This is correct solution but I am surprised that two integrals were present in this solution. Then, I tried to simplify using functions like FullSimplify and so on, but I failed to simplify it. Is there any automatic way to accomplish this goal?

I am using Mathematica 10.0 on the linux machine.

• to further simplify you need to know something about the range of t. try specifying assumptions. Oct 22, 2014 at 11:51
• @george2079: Thank you. I tried to add some assumptions by defining \$Assumptions = {\[Gamma] > 0, m > 0, t > 0, v0 > 0};. But, at least, this approach does not give a simpler form. Oct 22, 2014 at 12:02
• mathematically you need 0<=t<=1 to consolidate that to a single integral (from 0 to t). (I don't know if mathematica will do the simplify even under that assumption though) Oct 22, 2014 at 12:38
• @george2079 I am not very sure that your condition 0<= t<= 1 is really needed. Anyway, this additional assumption does not give a simpler solution. Thank you anyway. Oct 22, 2014 at 12:46
• right of course, caught me commenting before my second cup of coffee. I'll point out you can show this more simply as Integrate[ f[x] , {x, 0, 1} ] + Integrate[ f[x] , {x, 1, t } ] does not simplify under any assumptions I can think of. Oct 22, 2014 at 14:13

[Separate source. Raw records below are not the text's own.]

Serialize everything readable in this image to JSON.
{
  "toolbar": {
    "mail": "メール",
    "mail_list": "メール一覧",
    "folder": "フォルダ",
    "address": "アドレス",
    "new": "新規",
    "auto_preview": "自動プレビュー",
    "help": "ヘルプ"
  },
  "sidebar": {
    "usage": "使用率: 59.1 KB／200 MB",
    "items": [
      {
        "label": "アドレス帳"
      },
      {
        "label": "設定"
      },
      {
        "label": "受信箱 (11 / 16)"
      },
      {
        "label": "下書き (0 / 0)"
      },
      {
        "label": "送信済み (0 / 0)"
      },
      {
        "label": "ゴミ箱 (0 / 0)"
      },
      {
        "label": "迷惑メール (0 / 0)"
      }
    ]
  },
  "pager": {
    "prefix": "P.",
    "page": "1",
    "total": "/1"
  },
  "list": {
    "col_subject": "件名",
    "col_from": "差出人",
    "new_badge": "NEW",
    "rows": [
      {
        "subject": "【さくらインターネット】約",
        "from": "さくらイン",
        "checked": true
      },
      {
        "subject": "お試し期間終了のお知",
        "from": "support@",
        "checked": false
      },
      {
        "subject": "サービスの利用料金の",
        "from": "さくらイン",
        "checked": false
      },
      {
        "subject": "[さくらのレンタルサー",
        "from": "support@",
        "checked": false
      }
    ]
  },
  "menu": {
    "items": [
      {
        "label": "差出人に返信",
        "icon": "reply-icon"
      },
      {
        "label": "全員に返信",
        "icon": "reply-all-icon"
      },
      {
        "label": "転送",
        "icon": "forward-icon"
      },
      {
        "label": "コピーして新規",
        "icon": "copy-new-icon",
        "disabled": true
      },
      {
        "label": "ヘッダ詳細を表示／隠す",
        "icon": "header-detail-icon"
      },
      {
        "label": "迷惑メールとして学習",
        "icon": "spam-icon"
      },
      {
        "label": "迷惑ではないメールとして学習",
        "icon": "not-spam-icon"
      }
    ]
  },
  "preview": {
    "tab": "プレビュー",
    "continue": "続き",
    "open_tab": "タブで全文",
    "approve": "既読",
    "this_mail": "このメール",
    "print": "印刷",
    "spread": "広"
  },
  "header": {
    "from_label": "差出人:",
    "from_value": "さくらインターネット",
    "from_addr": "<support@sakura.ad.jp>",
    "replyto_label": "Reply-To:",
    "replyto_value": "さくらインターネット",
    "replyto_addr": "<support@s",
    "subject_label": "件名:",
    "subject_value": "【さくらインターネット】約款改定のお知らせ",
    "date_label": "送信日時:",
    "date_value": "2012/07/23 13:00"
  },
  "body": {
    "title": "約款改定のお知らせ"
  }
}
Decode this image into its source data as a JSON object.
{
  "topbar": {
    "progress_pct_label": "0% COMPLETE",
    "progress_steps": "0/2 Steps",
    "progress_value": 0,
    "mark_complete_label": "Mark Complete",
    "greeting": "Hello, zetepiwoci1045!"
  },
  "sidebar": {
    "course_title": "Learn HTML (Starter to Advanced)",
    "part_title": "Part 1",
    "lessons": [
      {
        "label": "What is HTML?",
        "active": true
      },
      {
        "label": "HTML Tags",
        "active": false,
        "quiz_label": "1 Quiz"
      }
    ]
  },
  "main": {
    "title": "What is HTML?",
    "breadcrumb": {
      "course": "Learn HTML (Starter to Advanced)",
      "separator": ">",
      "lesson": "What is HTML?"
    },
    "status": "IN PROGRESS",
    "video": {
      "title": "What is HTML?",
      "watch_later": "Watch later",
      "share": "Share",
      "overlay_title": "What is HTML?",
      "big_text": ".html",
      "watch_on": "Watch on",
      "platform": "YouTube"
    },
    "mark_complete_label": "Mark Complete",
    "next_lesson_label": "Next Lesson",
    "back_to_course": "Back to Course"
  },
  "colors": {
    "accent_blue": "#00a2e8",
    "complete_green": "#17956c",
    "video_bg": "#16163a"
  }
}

you might handle this with a TransformationFunction:

 Simplify[
Integrate[ f[x] , {x, 0, 1} ] + Integrate[ f[x] , {x, 1, t } ] ]
t[s_Plus?(
Length[#] == 2 &&
#[[1, 1]] == #[[2, 1]] &&
#[[1, 2, 3]] == #[[2, 2, 2]] &)] :=
Integrate[s[[1, 1]], {s[[1, 2, 1]], s[[1, 2, 2]], s[[2, 2, 3]]}]
Simplify[
Integrate[ f[x] , {x, 0, 1} ] + Integrate[ f[x] , {x, 1, t } ] ,
TransformationFunctions -> {Automatic , t }]


I'm sure this can be made cleaner and more robust..for example you need to deal with reversing limits and changing signs, and so on (eg:)

 t[s_Times?(#[[1]] == -1 &&  Head[#[[2]] ] == Integrate &)] :=
Integrate[s[[2, 1]], {s[[2, 2, 1]], s[[2, 2, 3]], s[[2, 2, 2]]}]
t[s_Plus?(
Length[#] == 2 &&
#[[1, 1]] == #[[2, 1]] &&
#[[1, 2, 3]] == #[[2, 2, 2]] &)] :=
Integrate[s[[1, 1]], {s[[1, 2, 1]], s[[1, 2, 2]], s[[2, 2, 3]]}]
Simplify[ -Integrate[ f[x] , {x, 1, 0} ] + Integrate[ f[x] , {x, 1, t } ] ,
TransformationFunctions -> {Automatic , t }]


same result

For your example this works if you do:

 Simplify[sol /. v0 -> 0, TransformationFunctions -> {Automatic, t }]


to be more general you'd need to coax simplify to test every combination of terms in multi term sum.